Target’s ad seems like a typical holiday ad identifying the range of products available at Target that can be used to celebrate the season. It is a good reminder ad but I don’t think it really attracts new consumers. Macy’s ad is a clever way to illustrate the idea of “walking in someone’s shoes” to get the perfect gift. The reference to Macy’s is very subtle – in fact I did not make the association until watching the ad carefully for this activity even though I have seen the ad often.

Dave Bruno

Being a seasoned marketer, I understand the desire to create holiday spots that offer people an opportunity to escape from the harsh realities we all face. I really do get it. But retailers are already struggling to keep their stores open because of the pandemic, and wearing masks is a big part of the formula to keep them open. I hope if I were creating ads right now that, despite the desire to offer escapism, I would have the strength of character to do the right thing and put masks on people’s faces when they are shown out in public.

Ryan Mathews

I liked the Target spot marginally better but they should all be masked. How are these chains going to enforce mask rules when their commercials don’t encourage their customers to wear masks? Ah — that’s right — that would be a real store level problem, far beneath the marketing department. So based on that criteria alone I give these ads two thumbs down.

Ricardo Belmar
Given where we are in the pandemic, it’s quite egregious for either of these ads to show people without masks. That said, you could argue the Target ad is showing large households and these are family members (maybe a bit of a stretch, but you could make this argument). The Macy’s ad, however, shows a child going to countless places where no one is wearing a mask. While it is aspirational, it’s just so removed from our reality that it might as well be science fiction. Looking at the story each ad conveys, the Macy’s ad does a good job portraying the “walk in someone else’s shoes” story but falls a bit flat in the end. I get it, kids give their dads socks, yes, but couldn’t they do something that inspires a visit to Macy’s? Socks just don’t do that. And frankly, if you didn’t know this was a Macy’s ad, nothing in it would move you to shop with them. The Target ad has the same look and feel Target has been using… Read more »
James Tenser

I liked the mini-fantasy story better in the Macy’s ad, versus Target’s series of fantasy vignettes, but both of them missed an opportunity to portray a timely message of mutual caring. Group gatherings and other close contact without masks are unfortunately perilous right now.

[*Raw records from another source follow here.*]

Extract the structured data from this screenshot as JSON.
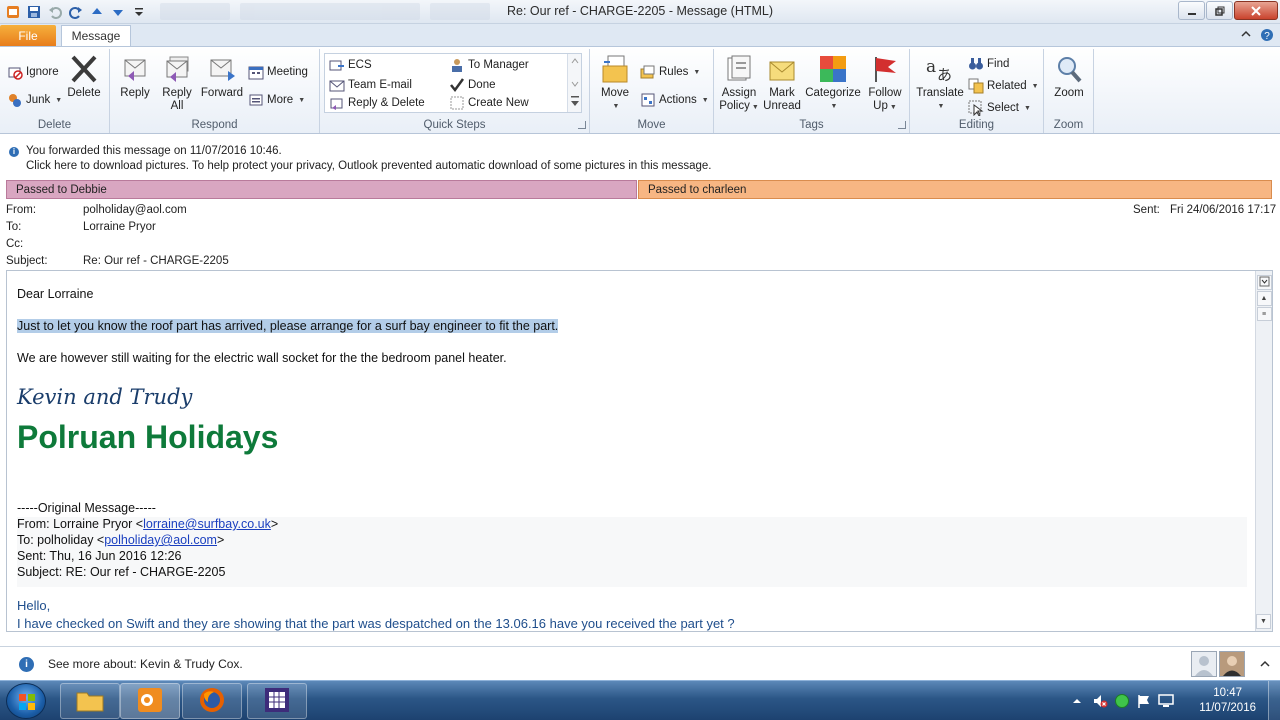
{
  "window": {
    "title": "Re: Our ref - CHARGE-2205  -  Message (HTML)"
  },
  "tabs": {
    "file": "File",
    "message": "Message"
  },
  "ribbon": {
    "delete_group": {
      "label": "Delete",
      "ignore": "Ignore",
      "junk": "Junk",
      "delete": "Delete"
    },
    "respond_group": {
      "label": "Respond",
      "reply": "Reply",
      "reply_all_1": "Reply",
      "reply_all_2": "All",
      "forward": "Forward",
      "meeting": "Meeting",
      "more": "More"
    },
    "quicksteps_group": {
      "label": "Quick Steps",
      "items": [
        "ECS",
        "To Manager",
        "Team E-mail",
        "Done",
        "Reply & Delete",
        "Create New"
      ]
    },
    "move_group": {
      "label": "Move",
      "move": "Move",
      "rules": "Rules",
      "actions": "Actions"
    },
    "tags_group": {
      "label": "Tags",
      "assign_policy_1": "Assign",
      "assign_policy_2": "Policy",
      "mark_unread_1": "Mark",
      "mark_unread_2": "Unread",
      "categorize": "Categorize",
      "follow_up_1": "Follow",
      "follow_up_2": "Up"
    },
    "editing_group": {
      "label": "Editing",
      "translate": "Translate",
      "find": "Find",
      "related": "Related",
      "select": "Select"
    },
    "zoom_group": {
      "label": "Zoom",
      "zoom": "Zoom"
    }
  },
  "info": {
    "forwarded": "You forwarded this message on 11/07/2016 10:46.",
    "pictures": "Click here to download pictures. To help protect your privacy, Outlook prevented automatic download of some pictures in this message."
  },
  "categories": [
    {
      "label": "Passed to Debbie",
      "color": "#d9a6c1"
    },
    {
      "label": "Passed to charleen",
      "color": "#f7b683"
    }
  ],
  "headers": {
    "from_label": "From:",
    "from": "polholiday@aol.com",
    "to_label": "To:",
    "to": "Lorraine Pryor",
    "cc_label": "Cc:",
    "cc": "",
    "subject_label": "Subject:",
    "subject": "Re: Our ref - CHARGE-2205",
    "sent_label": "Sent:",
    "sent": "Fri 24/06/2016 17:17"
  },
  "body": {
    "greeting": "Dear Lorraine",
    "line1": "Just to let you know the roof part has arrived, please arrange for a surf bay engineer to fit the part. ",
    "line2": "We are however still waiting for the electric wall socket for the the bedroom panel heater.",
    "sig_names": "Kevin and Trudy",
    "sig_company": "Polruan Holidays",
    "original_header": "-----Original Message-----",
    "orig_from_prefix": "From: Lorraine Pryor <",
    "orig_from_email": "lorraine@surfbay.co.uk",
    "orig_from_suffix": ">",
    "orig_to_prefix": "To: polholiday <",
    "orig_to_email": "polholiday@aol.com",
    "orig_to_suffix": ">",
    "orig_sent": "Sent: Thu, 16 Jun 2016 12:26",
    "orig_subject": "Subject: RE: Our ref - CHARGE-2205",
    "hello": "Hello,",
    "checked": "I have checked on Swift and they are showing that the part was despatched on the 13.06.16 have you received the part yet ?"
  },
  "people_pane": {
    "text": "See more about: Kevin & Trudy Cox."
  },
  "taskbar": {
    "time": "10:47",
    "date": "11/07/2016"
  }
}
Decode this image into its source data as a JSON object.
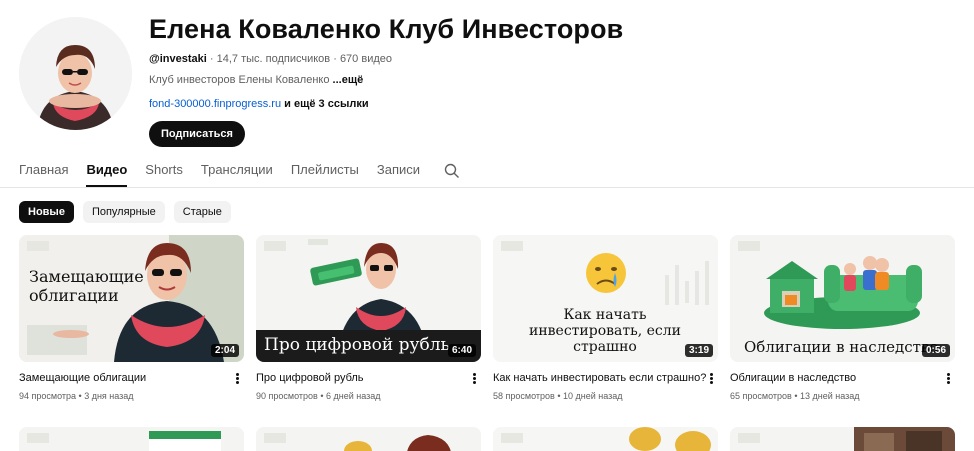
{
  "channel": {
    "title": "Елена Коваленко Клуб Инвесторов",
    "handle": "@investaki",
    "subscribers": "14,7 тыс. подписчиков",
    "video_count": "670 видео",
    "description": "Клуб инвесторов Елены Коваленко",
    "more_label": "...ещё",
    "link": "fond-300000.finprogress.ru",
    "more_links": "и ещё 3 ссылки",
    "subscribe_label": "Подписаться"
  },
  "tabs": [
    {
      "label": "Главная"
    },
    {
      "label": "Видео"
    },
    {
      "label": "Shorts"
    },
    {
      "label": "Трансляции"
    },
    {
      "label": "Плейлисты"
    },
    {
      "label": "Записи"
    }
  ],
  "chips": [
    {
      "label": "Новые"
    },
    {
      "label": "Популярные"
    },
    {
      "label": "Старые"
    }
  ],
  "videos": [
    {
      "title": "Замещающие облигации",
      "views": "94 просмотра",
      "date": "3 дня назад",
      "duration": "2:04",
      "thumb_text": "Замещающие облигации"
    },
    {
      "title": "Про цифровой рубль",
      "views": "90 просмотров",
      "date": "6 дней назад",
      "duration": "6:40",
      "thumb_text": "Про цифровой рубль"
    },
    {
      "title": "Как начать инвестировать если страшно?",
      "views": "58 просмотров",
      "date": "10 дней назад",
      "duration": "3:19",
      "thumb_text": "Как начать инвестировать, если страшно"
    },
    {
      "title": "Облигации в наследство",
      "views": "65 просмотров",
      "date": "13 дней назад",
      "duration": "0:56",
      "thumb_text": "Облигации в наследство"
    }
  ],
  "colors": {
    "accent_link": "#065fd4",
    "green": "#2e8b4e",
    "red_scarf": "#e0485c"
  }
}
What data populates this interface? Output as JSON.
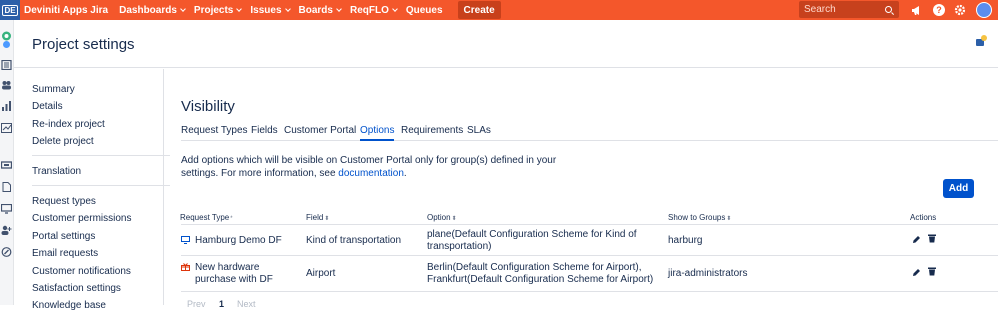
{
  "topbar": {
    "logo_text": "DE",
    "app_title": "Deviniti Apps Jira",
    "nav": [
      {
        "label": "Dashboards",
        "has_menu": true
      },
      {
        "label": "Projects",
        "has_menu": true
      },
      {
        "label": "Issues",
        "has_menu": true
      },
      {
        "label": "Boards",
        "has_menu": true
      },
      {
        "label": "ReqFLO",
        "has_menu": true
      },
      {
        "label": "Queues",
        "has_menu": false
      }
    ],
    "create_label": "Create",
    "search_placeholder": "Search",
    "help_glyph": "?",
    "colors": {
      "brand": "#f4572b",
      "create": "#c8401b"
    }
  },
  "header": {
    "title": "Project settings",
    "feedback_count": "1"
  },
  "sidebar": {
    "groups": [
      [
        "Summary",
        "Details",
        "Re-index project",
        "Delete project"
      ],
      [
        "Translation"
      ],
      [
        "Request types",
        "Customer permissions",
        "Portal settings",
        "Email requests",
        "Customer notifications",
        "Satisfaction settings",
        "Knowledge base"
      ]
    ]
  },
  "main": {
    "title": "Visibility",
    "tabs": [
      {
        "label": "Request Types",
        "active": false
      },
      {
        "label": "Fields",
        "active": false
      },
      {
        "label": "Customer Portal",
        "active": false
      },
      {
        "label": "Options",
        "active": true
      },
      {
        "label": "Requirements",
        "active": false
      },
      {
        "label": "SLAs",
        "active": false
      }
    ],
    "description_before": "Add options which will be visible on Customer Portal only for group(s) defined in your settings. For more information, see ",
    "description_link": "documentation",
    "description_after": ".",
    "add_label": "Add",
    "table": {
      "headers": [
        "Request Type",
        "Field",
        "Option",
        "Show to Groups",
        "Actions"
      ],
      "required_mark": "*",
      "sort_glyph": "⬍",
      "rows": [
        {
          "request_type": "Hamburg Demo DF",
          "request_type_icon": "monitor-icon",
          "field": "Kind of transportation",
          "option": "plane(Default Configuration Scheme for Kind of transportation)",
          "groups": "harburg"
        },
        {
          "request_type": "New hardware purchase with DF",
          "request_type_icon": "gift-icon",
          "field": "Airport",
          "option": "Berlin(Default Configuration Scheme for Airport), Frankfurt(Default Configuration Scheme for Airport)",
          "groups": "jira-administrators"
        }
      ]
    },
    "pagination": {
      "prev": "Prev",
      "current": "1",
      "next": "Next"
    }
  }
}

But let’s also acknowledge the quandary that retailers must be facing this holiday season. While masks and social distancing are expressions of caring they are also obstacles to warmth and intimacy. This year, I think the creative challenge for retail advertisers is show how folks adopt safe holiday behaviors that still communicate love and caring — and of course, plenty of conspicuous consumption.

Allison McGuire

The Macys ad was very clever and beautifully filmed. Target was definitely looking at a younger audience where I felt Macy’s speaks to anyone. In general, I appreciate seeing a mask on people in an ad where it would be appropriate in real life, but I’m not negatively impacted if the advertiser chooses not to.

Craig Sundstrom

Oh dear, the hope I felt after seeing those first ads two weeks ago has melted like an early snow. I didn’t like anything about the Target ad: jazzy music — admittedly it’s a matter of preference, but it’s not mine — generic products with a (seemingly forced) diversity of people that seemed more like a “social studies” film than an ad. So Macy’s wins by default. It was very clever, but quite literally “too clever by half”: it was hard to keep in mind the girl’s transformation, and I kept asking myself, “what?”

"I believe brands could still be creative, entertaining, and deliver commercial results by representing the truth of our times."
"Masks are a distraction in current commercials. The viewers all know the guidelines for social distancing and facemasks. They do not need to be reminded every day."
"I feel that both ads are a bit out of touch with their customers and today’s environment."

Take Our Instant Poll

Which Christmas commercial do you think is the better of the two presented today?

View Results

Loading ... Loading ...